Exercise: In the listing that follows, print every line exactly and leave the images out.
*** Record excerpts Section Begins ***
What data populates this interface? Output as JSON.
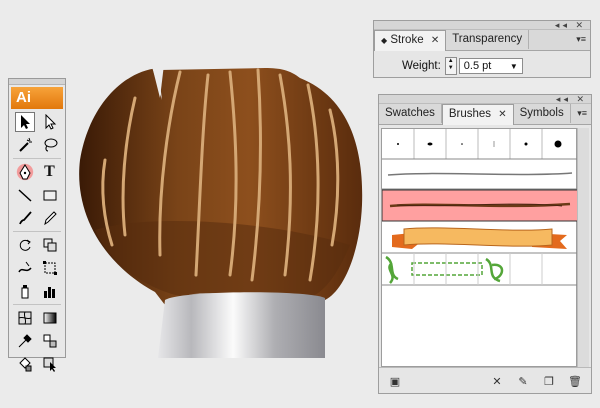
{
  "tools_panel": {
    "logo": "Ai",
    "tools": [
      [
        "selection-tool",
        "direct-selection-tool"
      ],
      [
        "magic-wand-tool",
        "lasso-tool"
      ],
      [
        "pen-tool",
        "type-tool"
      ],
      [
        "line-segment-tool",
        "rectangle-tool"
      ],
      [
        "paintbrush-tool",
        "pencil-tool"
      ],
      [
        "rotate-tool",
        "scale-tool"
      ],
      [
        "warp-tool",
        "free-transform-tool"
      ],
      [
        "symbol-sprayer-tool",
        "column-graph-tool"
      ],
      [
        "mesh-tool",
        "gradient-tool"
      ],
      [
        "eyedropper-tool",
        "blend-tool"
      ],
      [
        "live-paint-bucket-tool",
        "live-paint-selection-tool"
      ]
    ],
    "type_glyph": "T"
  },
  "stroke_panel": {
    "tabs": [
      {
        "label": "Stroke",
        "active": true,
        "closable": true
      },
      {
        "label": "Transparency",
        "active": false,
        "closable": false
      }
    ],
    "weight_label": "Weight:",
    "weight_value": "0.5 pt"
  },
  "brushes_panel": {
    "tabs": [
      {
        "label": "Swatches",
        "active": false,
        "closable": false
      },
      {
        "label": "Brushes",
        "active": true,
        "closable": true
      },
      {
        "label": "Symbols",
        "active": false,
        "closable": false
      }
    ],
    "selected_brush_row": 3,
    "footer_icons": [
      "brush-libraries-icon",
      "remove-brush-stroke-icon",
      "brush-options-icon",
      "new-brush-icon",
      "delete-brush-icon"
    ]
  },
  "colors": {
    "accent_orange": "#e8830f",
    "selection_pink": "#ffa0a0",
    "brush_brown": "#6b3a17"
  },
  "glyphs": {
    "close": "✕",
    "dropdown": "▼",
    "collapse": "◂◂",
    "menu": "▾≡",
    "spin_up": "▲",
    "spin_down": "▼"
  }
}
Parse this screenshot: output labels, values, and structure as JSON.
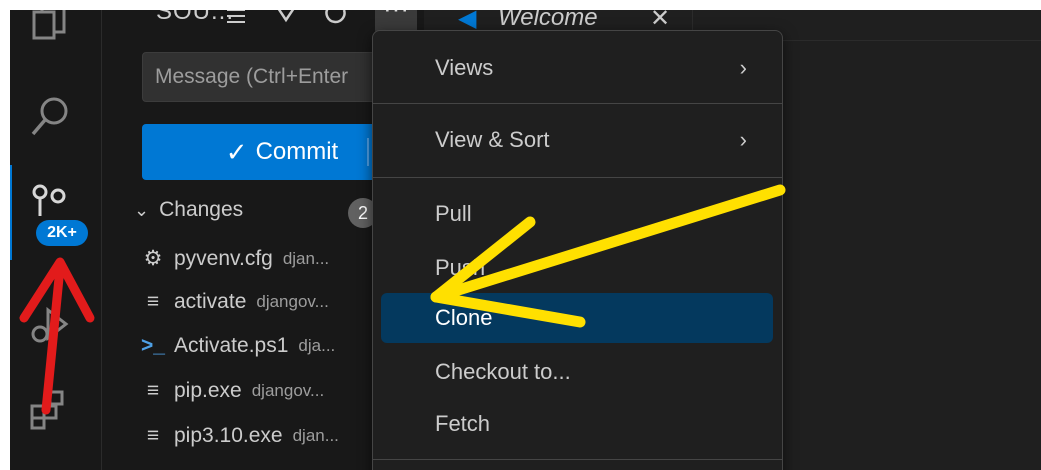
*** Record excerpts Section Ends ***
Answer box:
What data populates this interface? Output as JSON.
{
  "tools_panel": {
    "logo": "Ai",
    "tools": [
      [
        "selection-tool",
        "direct-selection-tool"
      ],
      [
        "magic-wand-tool",
        "lasso-tool"
      ],
      [
        "pen-tool",
        "type-tool"
      ],
      [
        "line-segment-tool",
        "rectangle-tool"
      ],
      [
        "paintbrush-tool",
        "pencil-tool"
      ],
      [
        "rotate-tool",
        "scale-tool"
      ],
      [
        "warp-tool",
        "free-transform-tool"
      ],
      [
        "symbol-sprayer-tool",
        "column-graph-tool"
      ],
      [
        "mesh-tool",
        "gradient-tool"
      ],
      [
        "eyedropper-tool",
        "blend-tool"
      ],
      [
        "live-paint-bucket-tool",
        "live-paint-selection-tool"
      ]
    ],
    "type_glyph": "T"
  },
  "stroke_panel": {
    "tabs": [
      {
        "label": "Stroke",
        "active": true,
        "closable": true
      },
      {
        "label": "Transparency",
        "active": false,
        "closable": false
      }
    ],
    "weight_label": "Weight:",
    "weight_value": "0.5 pt"
  },
  "brushes_panel": {
    "tabs": [
      {
        "label": "Swatches",
        "active": false,
        "closable": false
      },
      {
        "label": "Brushes",
        "active": true,
        "closable": true
      },
      {
        "label": "Symbols",
        "active": false,
        "closable": false
      }
    ],
    "selected_brush_row": 3,
    "footer_icons": [
      "brush-libraries-icon",
      "remove-brush-stroke-icon",
      "brush-options-icon",
      "new-brush-icon",
      "delete-brush-icon"
    ]
  },
  "colors": {
    "accent_orange": "#e8830f",
    "selection_pink": "#ffa0a0",
    "brush_brown": "#6b3a17"
  },
  "glyphs": {
    "close": "✕",
    "dropdown": "▼",
    "collapse": "◂◂",
    "menu": "▾≡",
    "spin_up": "▲",
    "spin_down": "▼"
  }
}
Parse this screenshot: output labels, values, and structure as JSON.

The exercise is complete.